The Nameserver is the the server that your computer will use to resolve IP Address to domain name. DNS, Domain Name Services, manages the mappings between host names, like cnn.com, to Internet addresses, (like 220.127.116.11). The host names exist because it is easier for humans to remember the host name rather than the number.
Every host name must have a registered DNS server so that the resolving of hosts to IP numbers can occur. In fact, DNS is used by all of the networking processes and programs including web browsers and FTP.
Your ISP (Internet Service Provider) can provide you will a DNS server that you can use.
That should complete your network card configuration.
Start the SSH Server
The DSL Control Panel provides a simple button to click which runs a script activating the SSHD Server. Once the SSH Server is activated it is probably a good idea to modify your
When you view the default
ssh sshd : ALL@ALL : ALLOW
ALL : 127.0.0.1 : ALLOW
ALL : ALL@ALL : DENY
To restrict connections to a single, a network or a number of IP Addresses, change the file to this:
This limits to just one IP Address.
This will limit to an entire network.
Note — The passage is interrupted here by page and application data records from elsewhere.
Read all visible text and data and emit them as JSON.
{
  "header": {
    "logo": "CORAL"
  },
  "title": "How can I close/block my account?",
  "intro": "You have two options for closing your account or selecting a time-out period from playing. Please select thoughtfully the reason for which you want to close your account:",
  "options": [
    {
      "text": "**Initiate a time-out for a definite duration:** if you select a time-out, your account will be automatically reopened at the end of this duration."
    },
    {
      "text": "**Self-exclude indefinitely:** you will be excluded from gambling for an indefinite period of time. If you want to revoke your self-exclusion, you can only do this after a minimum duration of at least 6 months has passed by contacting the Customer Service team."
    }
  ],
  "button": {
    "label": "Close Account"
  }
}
This way any computer on your network could use it as a backup server.
SSHD: 192.168.5.78 192.168.5.77
This will limit connections to the two IP Addresses listed.
The reason to limit connections is that it provides an additional layer of security in that you limit the locations that can connect to your SSH server.
Once your SSH Server is running and the network is connected physically. You can test your connection to the server using ping. Since the server IP Address in the example is 192.168.5.76 you would use this command from one of the workstations:
mike@qa:~> ping 192.168.5.76
PING 192.168.5.76 (192.168.5.76) 56(84) bytes of data.
64 bytes from 192.168.5.76: icmp_seq=1 ttl=128 time=1.38 ms
64 bytes from 192.168.5.76: icmp_seq=2 ttl=128 time=0.643 ms
64 bytes from 192.168.5.76: icmp_seq=3 ttl=128 time=0.433 ms
Use Ctrl+c to stop the pings.
From this output you see that the network is working OK and there is a connection. If you do not see the times like 1.38 ms then you will need to check network connections and network card setups.
Transfer Files Using SSH
Format for scp command
Example: (transferring the file test.txt to myserver.com for john)
Notice the : after the server name and then the file directory which the user must have rights to. One common mistake is that you should designate the user that you are connecting to the server as, for example dsl. So to connect to a DSL server use:
Creating a Simple Script for BackUp
This example is a backup script that can be used to back up an entire directory to another server. This script will recursively copy the folders and their contents as well as preserve the permissions on each file to a directory on the remote machine.
Establish a connection with the ssh command and then run this script.
This will backup all of fredś home directory to the backup server in the /home/dsl directory.